E.G. April 5, 2011 at 5:45 pm

But thats what I said; all those are units which can be quantified independent of the “car”

vikingvista April 5, 2011 at 6:15 pm

“If a 200 thread sheet costs $60, and a 400 thread costs $75, than that is the additional value people who buy the 400 thread one, gain from it.”

No, that’s just the market price. If you saw a sheet priced at $50 at one store, and the exact sheet for $40 at another store, would you not get more net value from the latter trade than the former? When Henry Ford’s manufacturing processes made automobiles cheaper, that wasn’t because people valued automobiles less than they used to.

A market price only comes close to reflecting precise trade preferences for those very few people at the margin.
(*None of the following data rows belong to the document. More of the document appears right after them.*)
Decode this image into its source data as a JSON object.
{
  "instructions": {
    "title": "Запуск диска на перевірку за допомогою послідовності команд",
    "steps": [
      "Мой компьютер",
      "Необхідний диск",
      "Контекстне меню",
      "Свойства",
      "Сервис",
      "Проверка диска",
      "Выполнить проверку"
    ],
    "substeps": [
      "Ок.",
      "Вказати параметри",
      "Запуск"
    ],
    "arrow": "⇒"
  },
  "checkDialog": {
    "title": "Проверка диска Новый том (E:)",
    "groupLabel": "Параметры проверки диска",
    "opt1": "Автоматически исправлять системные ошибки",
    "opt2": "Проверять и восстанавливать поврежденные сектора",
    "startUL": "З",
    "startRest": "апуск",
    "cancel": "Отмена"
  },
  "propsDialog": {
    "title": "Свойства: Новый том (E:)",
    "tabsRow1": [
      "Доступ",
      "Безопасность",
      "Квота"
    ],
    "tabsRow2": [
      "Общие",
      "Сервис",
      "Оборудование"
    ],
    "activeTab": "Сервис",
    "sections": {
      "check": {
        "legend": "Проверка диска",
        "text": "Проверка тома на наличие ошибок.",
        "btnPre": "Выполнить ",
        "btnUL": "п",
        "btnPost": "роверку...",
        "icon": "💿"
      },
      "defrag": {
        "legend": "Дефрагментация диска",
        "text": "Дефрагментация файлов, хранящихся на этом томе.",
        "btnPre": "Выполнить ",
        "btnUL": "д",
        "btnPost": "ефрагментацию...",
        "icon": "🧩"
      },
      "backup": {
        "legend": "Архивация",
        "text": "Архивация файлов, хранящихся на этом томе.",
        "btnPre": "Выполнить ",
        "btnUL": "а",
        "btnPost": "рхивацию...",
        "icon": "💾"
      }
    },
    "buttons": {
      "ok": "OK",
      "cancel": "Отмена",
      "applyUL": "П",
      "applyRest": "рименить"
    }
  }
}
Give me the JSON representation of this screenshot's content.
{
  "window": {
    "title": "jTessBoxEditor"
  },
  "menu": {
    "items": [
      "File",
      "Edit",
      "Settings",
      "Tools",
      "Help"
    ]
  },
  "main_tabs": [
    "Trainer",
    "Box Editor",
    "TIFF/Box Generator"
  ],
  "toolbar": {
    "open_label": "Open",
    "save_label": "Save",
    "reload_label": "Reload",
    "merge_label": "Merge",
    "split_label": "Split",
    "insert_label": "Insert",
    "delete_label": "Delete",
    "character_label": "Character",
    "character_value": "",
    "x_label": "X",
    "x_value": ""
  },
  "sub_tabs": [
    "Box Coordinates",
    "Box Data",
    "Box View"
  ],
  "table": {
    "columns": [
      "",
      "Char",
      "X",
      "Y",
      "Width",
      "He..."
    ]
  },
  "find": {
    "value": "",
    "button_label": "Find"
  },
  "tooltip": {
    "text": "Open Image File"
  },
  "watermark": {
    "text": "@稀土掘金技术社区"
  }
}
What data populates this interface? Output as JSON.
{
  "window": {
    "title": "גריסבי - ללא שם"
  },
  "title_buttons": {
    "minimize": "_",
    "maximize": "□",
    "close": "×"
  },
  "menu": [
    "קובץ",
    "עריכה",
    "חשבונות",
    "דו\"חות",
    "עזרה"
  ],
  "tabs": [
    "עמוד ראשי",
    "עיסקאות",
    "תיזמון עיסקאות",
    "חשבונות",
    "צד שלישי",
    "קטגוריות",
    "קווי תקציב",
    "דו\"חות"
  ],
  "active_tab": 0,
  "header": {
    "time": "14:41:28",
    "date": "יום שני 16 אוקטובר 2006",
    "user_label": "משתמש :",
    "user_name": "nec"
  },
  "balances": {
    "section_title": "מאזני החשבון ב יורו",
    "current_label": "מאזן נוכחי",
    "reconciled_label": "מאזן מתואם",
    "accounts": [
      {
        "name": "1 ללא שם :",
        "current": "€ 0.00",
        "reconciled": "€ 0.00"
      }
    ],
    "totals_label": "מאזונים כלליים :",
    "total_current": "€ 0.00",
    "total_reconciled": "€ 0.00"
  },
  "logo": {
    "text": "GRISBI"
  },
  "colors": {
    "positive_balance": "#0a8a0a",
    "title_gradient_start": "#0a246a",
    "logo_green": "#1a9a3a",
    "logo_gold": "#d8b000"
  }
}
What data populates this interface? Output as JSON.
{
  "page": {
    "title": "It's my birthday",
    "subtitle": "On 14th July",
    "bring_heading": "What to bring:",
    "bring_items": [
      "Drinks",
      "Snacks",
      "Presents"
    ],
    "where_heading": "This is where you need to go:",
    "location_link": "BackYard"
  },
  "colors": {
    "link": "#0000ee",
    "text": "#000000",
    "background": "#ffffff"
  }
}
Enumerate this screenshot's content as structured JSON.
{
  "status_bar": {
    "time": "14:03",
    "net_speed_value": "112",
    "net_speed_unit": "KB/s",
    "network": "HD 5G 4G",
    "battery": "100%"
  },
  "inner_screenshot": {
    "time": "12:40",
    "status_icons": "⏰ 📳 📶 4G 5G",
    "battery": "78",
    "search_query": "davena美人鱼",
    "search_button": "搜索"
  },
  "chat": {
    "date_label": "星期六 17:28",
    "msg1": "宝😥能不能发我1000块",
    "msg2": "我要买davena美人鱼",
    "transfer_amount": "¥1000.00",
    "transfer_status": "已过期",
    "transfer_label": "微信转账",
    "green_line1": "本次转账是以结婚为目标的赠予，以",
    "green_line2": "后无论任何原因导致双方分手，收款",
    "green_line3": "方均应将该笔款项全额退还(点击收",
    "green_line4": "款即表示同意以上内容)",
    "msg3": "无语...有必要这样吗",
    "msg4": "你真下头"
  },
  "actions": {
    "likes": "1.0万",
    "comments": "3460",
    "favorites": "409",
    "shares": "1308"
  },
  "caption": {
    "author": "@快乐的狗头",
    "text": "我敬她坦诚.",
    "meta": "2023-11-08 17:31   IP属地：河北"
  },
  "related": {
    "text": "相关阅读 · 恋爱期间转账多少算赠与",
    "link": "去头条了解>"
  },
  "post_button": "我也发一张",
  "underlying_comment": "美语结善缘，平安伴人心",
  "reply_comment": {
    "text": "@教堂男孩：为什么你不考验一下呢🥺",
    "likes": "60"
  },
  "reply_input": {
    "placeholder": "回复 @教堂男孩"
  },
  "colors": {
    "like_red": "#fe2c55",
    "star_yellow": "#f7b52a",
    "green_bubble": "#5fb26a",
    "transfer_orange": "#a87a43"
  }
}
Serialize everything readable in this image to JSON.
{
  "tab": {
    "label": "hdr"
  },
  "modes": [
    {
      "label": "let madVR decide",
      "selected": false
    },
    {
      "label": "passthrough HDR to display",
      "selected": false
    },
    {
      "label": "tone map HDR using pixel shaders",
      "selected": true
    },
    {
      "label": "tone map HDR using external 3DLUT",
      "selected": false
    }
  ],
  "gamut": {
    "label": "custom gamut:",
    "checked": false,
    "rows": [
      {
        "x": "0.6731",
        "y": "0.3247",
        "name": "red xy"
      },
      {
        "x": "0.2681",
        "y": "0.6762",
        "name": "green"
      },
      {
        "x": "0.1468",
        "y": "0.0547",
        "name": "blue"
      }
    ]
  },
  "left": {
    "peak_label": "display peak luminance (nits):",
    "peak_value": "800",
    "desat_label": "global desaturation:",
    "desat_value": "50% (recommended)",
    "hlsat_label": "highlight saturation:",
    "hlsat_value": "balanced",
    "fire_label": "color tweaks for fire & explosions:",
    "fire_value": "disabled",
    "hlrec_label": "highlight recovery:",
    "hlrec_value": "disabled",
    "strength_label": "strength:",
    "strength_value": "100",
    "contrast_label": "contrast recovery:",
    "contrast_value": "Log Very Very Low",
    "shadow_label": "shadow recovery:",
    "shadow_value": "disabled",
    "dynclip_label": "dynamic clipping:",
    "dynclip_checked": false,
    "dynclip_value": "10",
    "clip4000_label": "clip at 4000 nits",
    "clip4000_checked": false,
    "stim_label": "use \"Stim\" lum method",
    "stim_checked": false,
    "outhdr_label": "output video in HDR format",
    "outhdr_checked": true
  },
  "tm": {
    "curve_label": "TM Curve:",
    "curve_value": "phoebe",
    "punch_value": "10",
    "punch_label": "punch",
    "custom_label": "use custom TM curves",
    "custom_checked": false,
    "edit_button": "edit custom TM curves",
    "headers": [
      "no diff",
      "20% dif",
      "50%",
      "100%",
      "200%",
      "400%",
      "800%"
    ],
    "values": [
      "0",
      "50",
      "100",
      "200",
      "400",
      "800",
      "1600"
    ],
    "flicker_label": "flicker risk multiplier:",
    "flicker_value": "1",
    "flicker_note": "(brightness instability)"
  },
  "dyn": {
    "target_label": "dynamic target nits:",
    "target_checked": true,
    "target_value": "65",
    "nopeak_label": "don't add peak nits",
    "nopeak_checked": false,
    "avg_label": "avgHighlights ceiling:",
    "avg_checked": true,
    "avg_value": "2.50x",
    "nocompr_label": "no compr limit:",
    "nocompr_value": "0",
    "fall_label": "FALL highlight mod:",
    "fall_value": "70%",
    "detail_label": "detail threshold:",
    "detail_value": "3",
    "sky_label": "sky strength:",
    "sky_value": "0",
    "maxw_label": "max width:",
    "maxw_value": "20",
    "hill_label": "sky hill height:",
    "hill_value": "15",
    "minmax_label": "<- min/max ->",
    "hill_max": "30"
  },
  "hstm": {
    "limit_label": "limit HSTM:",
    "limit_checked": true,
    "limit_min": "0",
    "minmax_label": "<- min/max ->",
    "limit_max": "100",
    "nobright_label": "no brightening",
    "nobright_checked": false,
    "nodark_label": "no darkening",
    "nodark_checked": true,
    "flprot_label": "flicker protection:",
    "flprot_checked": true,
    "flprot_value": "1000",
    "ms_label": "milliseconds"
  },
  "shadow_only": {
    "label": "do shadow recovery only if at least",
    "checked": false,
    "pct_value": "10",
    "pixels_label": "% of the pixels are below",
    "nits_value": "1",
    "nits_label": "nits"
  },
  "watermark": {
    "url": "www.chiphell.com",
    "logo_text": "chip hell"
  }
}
The vast majority of people would be willing to pay more (and do trade), or would only be willing to pay less (and do not trade). Technological and productivity advancements capture more of the latter, resulting in more of them being willing to trade.

Slappy McPhee April 5, 2011 at 3:00 pm

Atleast once a week I explain to my 10 month old son about the 13 inch black and white TV I had to use, while there is a 50″ plasma for him to watch Blue’s Clue’s. He usually just stares at me then looks for his mama.

JCE April 5, 2011 at 4:09 pm

that’s fu****! unbelievable!

Peter April 5, 2011 at 5:13 pm

What? Does this suggest that moderate deflation over time is somewhat natural due to advances in technology resulting from human action and the division of labor? Don’t tell the Fed

vikingvista April 5, 2011 at 7:32 pm

…or the monetarists.

mark April 5, 2011 at 10:39 pm

But I thought we were all getting poorer and incomes were declining for all but the top 10%???

Michael E. Marotta April 6, 2011 at 6:59 am

The key is that there is no legal definition of what a “computer” is and no government licensing for “programmers.” Anyone can claim anything. Read the licensing agreements. “No warranty for merchantability or fitness of use…” They promise nothing, yet deliver the universe. Banking on the other hand…

Previous post:

Next post: